Andrew: What would you give up for a reliable internet connection?
What would you give up for a reliable internet connection? A heated room? An ergonomically correct chair? A perfectly positioned monitor? It’s a tough decision and a decision 2.1 million Californians must make every day.
Yes, even here in Silicon Valley, where the Internet is said to have been invented, thousands of students do not have a reliable Internet connection at home. How do we know? Stop by a Starbucks, Jack-in-the-Box, or McDonalds and take a look around. Don’t forget to scan the cars in the Target or Walmart parking lot where you’ll see parents sitting patiently while their child attends online classes or does homework. Better yet, parent and child can visit their school district’s “parent portal” to find relevant information, check grades, or apply to college.
In 2015, the East Side Union High School District, in partnership with San José Mayor Sam Liccardo, announced one of the country’s first efforts to create a district-wide network that reaches students’ homes. and families with free wireless Internet access in some areas of the city. less connected neighborhoods.
In 2019, Liccardo, in partnership with the California Emerging Technology Fund, launched the Digital Inclusion Fund, a $ 24 million public / private partnership that aims to bridge the digital divide in San Jose.
At a press conference in 2020, Liccardo said: “We must start to recognize connectivity like any other utility – electricity or water – which has become essential for survival in our modern world.”
While the 2020 pandemic brought low-cost laptops, hotspots and connectivity plans to student homes, these were only short-term fixes. And, since school districts were the primary “broker” in device disbursement and connectivity provision for underfunded families, a long-term solution is needed. We need to make sure educators spend their time educating, not ensuring students have a reliable internet connection.
When students return to full-time in-person teaching, the “demand” for school districts to provide low-cost laptops, wireless access points and connectivity plans will disappear. The “haves” will continue to have access in all forms and the “have-nots” will lose any access they have gained as a result of compulsory home learning. The digital divide will not only be maintained… it will be exasperated.
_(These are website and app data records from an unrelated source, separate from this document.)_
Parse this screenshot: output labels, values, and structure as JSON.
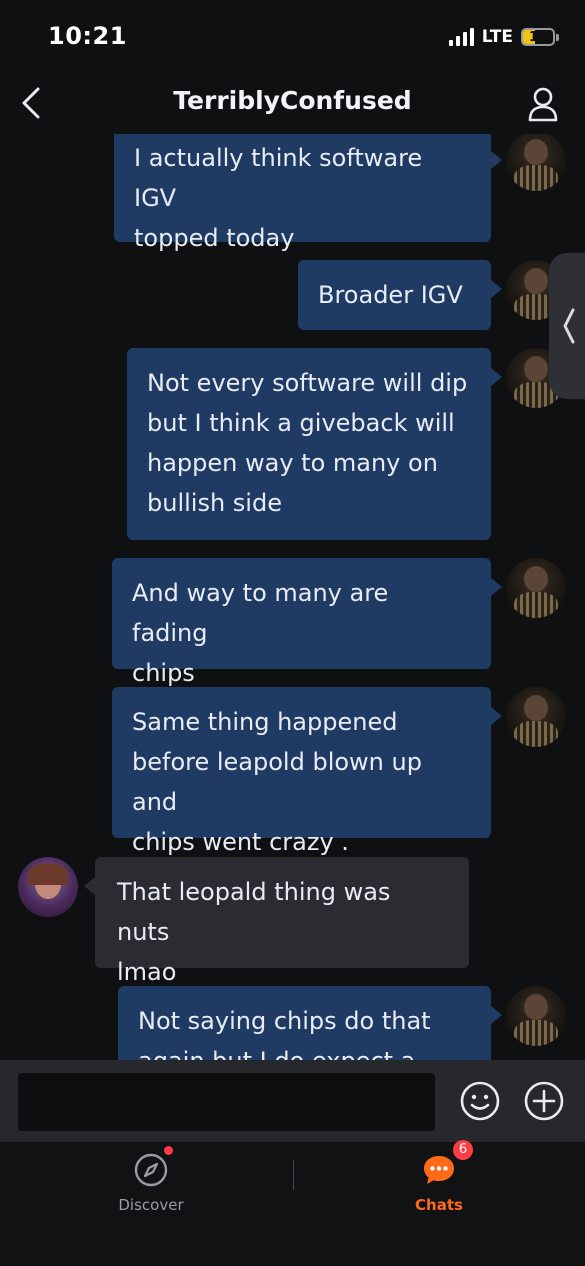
{
  "status_bar": {
    "time": "10:21",
    "network": "LTE",
    "battery_level": "12",
    "battery_color": "#f2c31a"
  },
  "header": {
    "title": "TerriblyConfused",
    "back_icon": "chevron-left-icon",
    "profile_icon": "user-icon"
  },
  "messages": [
    {
      "from": "me",
      "text": "I actually think software IGV topped today",
      "lines": [
        "I actually think software IGV",
        "topped today"
      ]
    },
    {
      "from": "me",
      "text": "Broader IGV",
      "lines": [
        "Broader IGV"
      ]
    },
    {
      "from": "me",
      "text": "Not every software will dip but I think a giveback will happen way to many on bullish side",
      "lines": [
        "Not every software will dip",
        "but I think a giveback will",
        "happen way to many on",
        "bullish side"
      ]
    },
    {
      "from": "me",
      "text": "And way to many are fading chips",
      "lines": [
        "And way to many are fading",
        "chips"
      ]
    },
    {
      "from": "me",
      "text": "Same thing happened before leapold blown up and chips went crazy .",
      "lines": [
        "Same thing happened",
        "before leapold blown up and",
        "chips went crazy ."
      ]
    },
    {
      "from": "them",
      "text": "That leopald thing was nuts lmao",
      "lines": [
        "That leopald thing was nuts",
        "lmao"
      ]
    },
    {
      "from": "me",
      "text": "Not saying chips do that again but I do expect a rally",
      "lines": [
        "Not saying chips do that",
        "again but I do expect a rally"
      ]
    }
  ],
  "composer": {
    "value": "",
    "emoji_icon": "smiley-icon",
    "add_icon": "plus-circle-icon"
  },
  "bottom_nav": {
    "discover_label": "Discover",
    "discover_icon": "compass-icon",
    "chats_label": "Chats",
    "chats_icon": "chat-bubble-icon",
    "chats_badge": "6",
    "accent_color": "#ff6a1a",
    "badge_color": "#ff3b46"
  },
  "colors": {
    "outgoing_bubble": "#1f3a63",
    "incoming_bubble": "#2a2c31",
    "background": "#0f1012"
  }
}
Simply put, the digital divide is the gap between those who have easy access to computers and the Internet, and those who don’t. So why should we care?
Sunne Wright McPeak, President and CEO of the California Emerging Technology Fund, says, “The digital divide perpetuates differences in student performance between the best and worst performing schools. Over time, these imbalances can translate into a growing chasm that keeps low-income youth, students with disabilities, immigrant youth, and youth of color disconnected from the skills and resources they need to improve their circumstances.
Congresswoman Anna Eshoo, co-author of the Community Broadband Act, says “Fast, affordable internet is a matter of life and death. Today, tens of millions of Americans completely lack high-speed Internet.
To realize the vision of every student to become a productive and economically mobile adult, access to broadband and an understanding of the use of technology is essential. The best strategy to tackle the digital divide is digital inclusion.
The National Digital Inclusion Alliance recommends 1) robust and affordable broadband internet service; 2) Internet-enabled devices that meet the user’s needs; 3) access to digital literacy training; 4) quality technical support; and 5) online applications and content designed to enable and encourage self-reliance, participation and collaboration.
In a recent press conference, Supervisor Cindy Chavez said, “We still need to address the existing structural inequalities in Santa Clara County in Internet access. This is why I am pleading for the creation of a consortium on the digital divide. Chavez also sees the consortium as a vehicle to ask for millions of dollars to be spent on these efforts.
Inspiring college and career students require quality high-speed internet infrastructure, connectivity programs for low-income families, computing devices, integration of educational technology, and basic literacy skills. digital for everyone in a household.
Businesses, foundations, entrepreneurs and government agencies should lead the way in both financial support and advocacy for the permanent solutions outlined for digital inclusion.
Each of us should: 1) Support HR 1631, Community Broadband Act, by contacting your US representative and AB 34 Broadband for All Act of 2022 by contacting your state assembly member; 2) Demand that Internet companies live up to their commitment to provide quality Internet connections to needy families by sending emails and letters to their offices; 3) Donate and volunteer at nonprofit agencies (sjdigitalinclusion.org) to connect families to connectivity resources; and 4) Provide direct support to families you know are trapped in the digital divide by helping them navigate low cost offers, purchase devices and find digital literacy classes.
Lisa Andrew is President and CEO of the Silicon Valley Education Foundation.